Freedom often feels like a surreal dream. To do time is to not have lived life in the conventional sense. That is the case especially for those of us who began this journey as teenagers.

Prison is the one place where one can tell tall tales and create legends. I am not impressed by those who actually lived a ghetto-fabulous existence. I am embarrassed by what I now understand to be my mindless pursuit of material trinkets. Most of us here were motivated by material deprivation, gain or both. Why else do we show each other photos of stolen moments with pretty girls in clubs, poppin’ bottles or posing in expensive cars with dubious ownership, like a proof of a former glory?

Prison has its own set of peculiar and onerous rules, laws, customs and culture. It is a kiln in which most of us get cooked, baked and hardened into something our mothers never intended or imagined. Here, 21-year-olds sentenced to 50 years to life become zombies, devouring each other.

Mike will soon be released — again — after decades of incarceration. My neighbor’s euphoric recollections of the past are something I have sought to dispel. As our conversations meander Uptown, I have pushed back against memories — both his and mine — that don’t include the potent pain of the past. Remembering and growing from the pain is the only way to be clear-eyed. 

I believe most guys want to do the right thing when they get out. But if you have never had a job and have not wrested from this place the education, skills and resolve to change your narrative, the future portends equal parts hope, fear and surrender to what you know is coming. Misery is often a familiar and welcoming place.

Growing up in here means there are milestones that have not occurred and maturity not achieved. Prison creates dependent men.
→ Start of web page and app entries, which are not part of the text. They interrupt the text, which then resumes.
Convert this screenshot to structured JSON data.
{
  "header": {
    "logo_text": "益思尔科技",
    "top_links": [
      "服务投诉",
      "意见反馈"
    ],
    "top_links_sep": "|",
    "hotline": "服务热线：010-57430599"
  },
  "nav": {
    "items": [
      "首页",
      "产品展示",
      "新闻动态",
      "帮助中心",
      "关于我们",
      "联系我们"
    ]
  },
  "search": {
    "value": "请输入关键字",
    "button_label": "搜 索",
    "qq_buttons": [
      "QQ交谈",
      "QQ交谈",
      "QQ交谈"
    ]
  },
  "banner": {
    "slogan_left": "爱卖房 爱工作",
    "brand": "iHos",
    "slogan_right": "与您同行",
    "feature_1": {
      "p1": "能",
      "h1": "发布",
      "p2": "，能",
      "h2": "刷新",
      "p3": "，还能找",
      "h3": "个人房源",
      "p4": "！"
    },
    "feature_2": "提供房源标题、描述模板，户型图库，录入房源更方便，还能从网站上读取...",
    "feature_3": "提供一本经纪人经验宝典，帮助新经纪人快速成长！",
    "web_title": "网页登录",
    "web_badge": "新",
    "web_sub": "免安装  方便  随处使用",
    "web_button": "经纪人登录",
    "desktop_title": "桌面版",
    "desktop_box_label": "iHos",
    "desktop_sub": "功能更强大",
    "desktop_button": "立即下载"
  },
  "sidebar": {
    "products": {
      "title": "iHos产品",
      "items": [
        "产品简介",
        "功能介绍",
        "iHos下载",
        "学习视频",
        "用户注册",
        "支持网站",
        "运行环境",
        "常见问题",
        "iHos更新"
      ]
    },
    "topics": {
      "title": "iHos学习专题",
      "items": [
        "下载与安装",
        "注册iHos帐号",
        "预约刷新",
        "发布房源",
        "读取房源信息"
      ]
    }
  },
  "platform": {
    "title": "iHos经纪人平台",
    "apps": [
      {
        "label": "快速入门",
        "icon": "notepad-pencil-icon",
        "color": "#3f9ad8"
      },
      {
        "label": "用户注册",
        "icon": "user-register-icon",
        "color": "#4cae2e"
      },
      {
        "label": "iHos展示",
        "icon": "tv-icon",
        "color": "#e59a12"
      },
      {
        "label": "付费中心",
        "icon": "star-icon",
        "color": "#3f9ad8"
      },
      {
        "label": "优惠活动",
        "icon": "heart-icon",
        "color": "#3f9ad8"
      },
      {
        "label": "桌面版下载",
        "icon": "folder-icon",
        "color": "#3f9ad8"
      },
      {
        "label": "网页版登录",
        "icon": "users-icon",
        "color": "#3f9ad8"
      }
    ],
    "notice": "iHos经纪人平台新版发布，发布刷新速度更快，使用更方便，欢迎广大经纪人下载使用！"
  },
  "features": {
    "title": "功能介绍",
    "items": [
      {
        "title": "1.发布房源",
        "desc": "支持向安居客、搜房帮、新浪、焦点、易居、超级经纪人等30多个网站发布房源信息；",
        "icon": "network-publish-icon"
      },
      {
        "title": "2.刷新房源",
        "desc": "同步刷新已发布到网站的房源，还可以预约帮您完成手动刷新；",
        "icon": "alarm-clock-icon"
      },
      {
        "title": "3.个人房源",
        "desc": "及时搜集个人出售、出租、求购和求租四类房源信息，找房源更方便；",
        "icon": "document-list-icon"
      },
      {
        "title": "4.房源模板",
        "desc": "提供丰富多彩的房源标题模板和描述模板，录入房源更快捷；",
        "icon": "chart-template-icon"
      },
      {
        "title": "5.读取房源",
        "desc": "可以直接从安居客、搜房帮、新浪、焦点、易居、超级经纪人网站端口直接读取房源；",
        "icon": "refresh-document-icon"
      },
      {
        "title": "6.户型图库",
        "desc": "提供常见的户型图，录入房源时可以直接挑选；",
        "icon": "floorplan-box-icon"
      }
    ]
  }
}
Disclaimer: The views in this article are those of the author. Prison Journalism Project has verified the writer’s identity and basic facts such as the names of institutions mentioned.

Reginald Stephen is a writer incarcerated in New York.